* PROBLEM DESCRIPTION: Leave every picture out, and write out the remaining entries exactly.

^^^^

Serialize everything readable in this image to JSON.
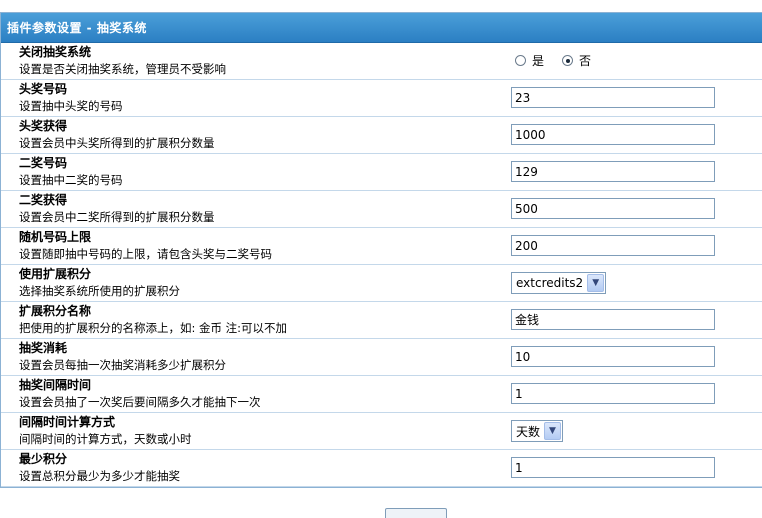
{
  "panel": {
    "title": "插件参数设置 - 抽奖系统"
  },
  "settings": [
    {
      "label": "关闭抽奖系统",
      "desc": "设置是否关闭抽奖系统，管理员不受影响",
      "type": "radio",
      "options": [
        {
          "label": "是",
          "checked": false
        },
        {
          "label": "否",
          "checked": true
        }
      ]
    },
    {
      "label": "头奖号码",
      "desc": "设置抽中头奖的号码",
      "type": "text",
      "value": "23"
    },
    {
      "label": "头奖获得",
      "desc": "设置会员中头奖所得到的扩展积分数量",
      "type": "text",
      "value": "1000"
    },
    {
      "label": "二奖号码",
      "desc": "设置抽中二奖的号码",
      "type": "text",
      "value": "129"
    },
    {
      "label": "二奖获得",
      "desc": "设置会员中二奖所得到的扩展积分数量",
      "type": "text",
      "value": "500"
    },
    {
      "label": "随机号码上限",
      "desc": "设置随即抽中号码的上限，请包含头奖与二奖号码",
      "type": "text",
      "value": "200"
    },
    {
      "label": "使用扩展积分",
      "desc": "选择抽奖系统所使用的扩展积分",
      "type": "select",
      "value": "extcredits2"
    },
    {
      "label": "扩展积分名称",
      "desc": "把使用的扩展积分的名称添上，如: 金币 注:可以不加",
      "type": "text",
      "value": "金钱"
    },
    {
      "label": "抽奖消耗",
      "desc": "设置会员每抽一次抽奖消耗多少扩展积分",
      "type": "text",
      "value": "10"
    },
    {
      "label": "抽奖间隔时间",
      "desc": "设置会员抽了一次奖后要间隔多久才能抽下一次",
      "type": "text",
      "value": "1"
    },
    {
      "label": "间隔时间计算方式",
      "desc": "间隔时间的计算方式，天数或小时",
      "type": "select",
      "value": "天数"
    },
    {
      "label": "最少积分",
      "desc": "设置总积分最少为多少才能抽奖",
      "type": "text",
      "value": "1"
    }
  ]
}
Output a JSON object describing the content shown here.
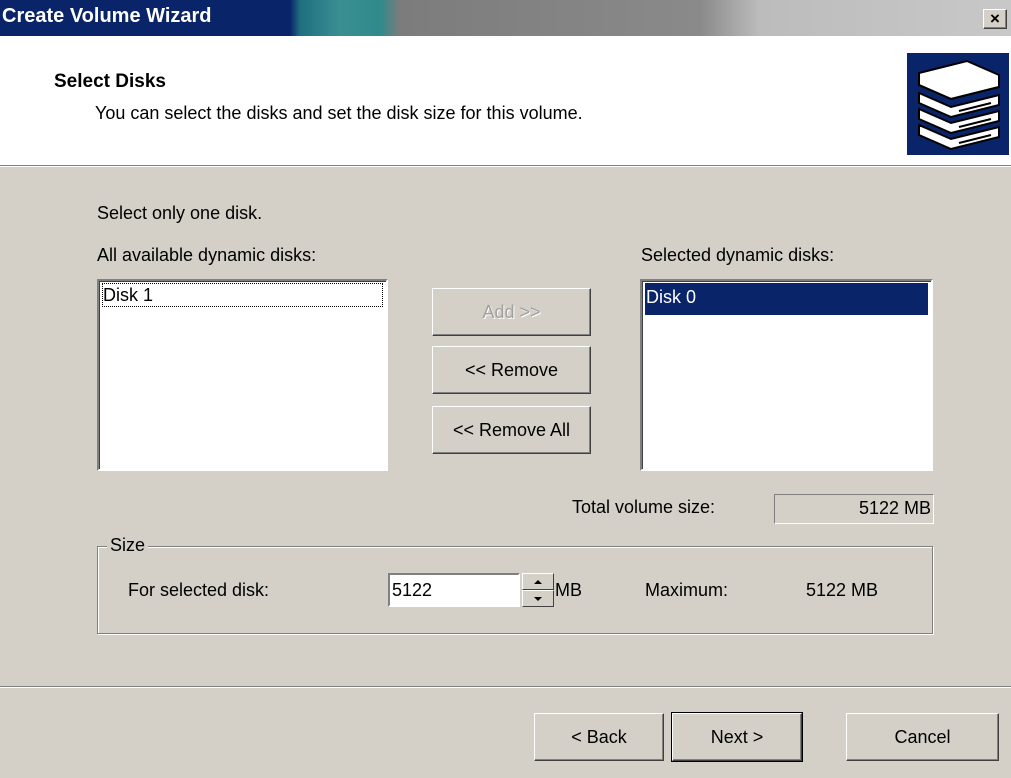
{
  "window": {
    "title": "Create Volume Wizard",
    "close_label": "×"
  },
  "header": {
    "title": "Select Disks",
    "subtitle": "You can select the disks and set the disk size for this volume.",
    "icon": "disk-stack-icon"
  },
  "body": {
    "instruction": "Select only one disk.",
    "available": {
      "label": "All available dynamic disks:",
      "items": [
        "Disk 1"
      ]
    },
    "selected": {
      "label": "Selected dynamic disks:",
      "items": [
        "Disk 0"
      ]
    },
    "buttons": {
      "add": "Add >>",
      "remove": "<< Remove",
      "remove_all": "<< Remove All"
    },
    "total": {
      "label": "Total volume size:",
      "value": "5122 MB"
    },
    "size": {
      "group_label": "Size",
      "field_label": "For selected disk:",
      "value": "5122",
      "unit": "MB",
      "max_label": "Maximum:",
      "max_value": "5122 MB"
    }
  },
  "footer": {
    "back": "< Back",
    "next": "Next >",
    "cancel": "Cancel"
  },
  "colors": {
    "selection": "#0a246a",
    "face": "#d4d0c8"
  }
}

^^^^

* EXERCISE OUTPUT:
Serialize everything readable in this image to JSON.
{
  "panel": {
    "title": "插件参数设置 - 抽奖系统"
  },
  "settings": [
    {
      "label": "关闭抽奖系统",
      "desc": "设置是否关闭抽奖系统，管理员不受影响",
      "type": "radio",
      "options": [
        {
          "label": "是",
          "checked": false
        },
        {
          "label": "否",
          "checked": true
        }
      ]
    },
    {
      "label": "头奖号码",
      "desc": "设置抽中头奖的号码",
      "type": "text",
      "value": "23"
    },
    {
      "label": "头奖获得",
      "desc": "设置会员中头奖所得到的扩展积分数量",
      "type": "text",
      "value": "1000"
    },
    {
      "label": "二奖号码",
      "desc": "设置抽中二奖的号码",
      "type": "text",
      "value": "129"
    },
    {
      "label": "二奖获得",
      "desc": "设置会员中二奖所得到的扩展积分数量",
      "type": "text",
      "value": "500"
    },
    {
      "label": "随机号码上限",
      "desc": "设置随即抽中号码的上限，请包含头奖与二奖号码",
      "type": "text",
      "value": "200"
    },
    {
      "label": "使用扩展积分",
      "desc": "选择抽奖系统所使用的扩展积分",
      "type": "select",
      "value": "extcredits2"
    },
    {
      "label": "扩展积分名称",
      "desc": "把使用的扩展积分的名称添上，如: 金币 注:可以不加",
      "type": "text",
      "value": "金钱"
    },
    {
      "label": "抽奖消耗",
      "desc": "设置会员每抽一次抽奖消耗多少扩展积分",
      "type": "text",
      "value": "10"
    },
    {
      "label": "抽奖间隔时间",
      "desc": "设置会员抽了一次奖后要间隔多久才能抽下一次",
      "type": "text",
      "value": "1"
    },
    {
      "label": "间隔时间计算方式",
      "desc": "间隔时间的计算方式，天数或小时",
      "type": "select",
      "value": "天数"
    },
    {
      "label": "最少积分",
      "desc": "设置总积分最少为多少才能抽奖",
      "type": "text",
      "value": "1"
    }
  ]
}
Output a JSON object describing the content shown here.
{
  "window": {
    "title": "Create Volume Wizard",
    "close_label": "×"
  },
  "header": {
    "title": "Select Disks",
    "subtitle": "You can select the disks and set the disk size for this volume.",
    "icon": "disk-stack-icon"
  },
  "body": {
    "instruction": "Select only one disk.",
    "available": {
      "label": "All available dynamic disks:",
      "items": [
        "Disk 1"
      ]
    },
    "selected": {
      "label": "Selected dynamic disks:",
      "items": [
        "Disk 0"
      ]
    },
    "buttons": {
      "add": "Add >>",
      "remove": "<< Remove",
      "remove_all": "<< Remove All"
    },
    "total": {
      "label": "Total volume size:",
      "value": "5122 MB"
    },
    "size": {
      "group_label": "Size",
      "field_label": "For selected disk:",
      "value": "5122",
      "unit": "MB",
      "max_label": "Maximum:",
      "max_value": "5122 MB"
    }
  },
  "footer": {
    "back": "< Back",
    "next": "Next >",
    "cancel": "Cancel"
  },
  "colors": {
    "selection": "#0a246a",
    "face": "#d4d0c8"
  }
}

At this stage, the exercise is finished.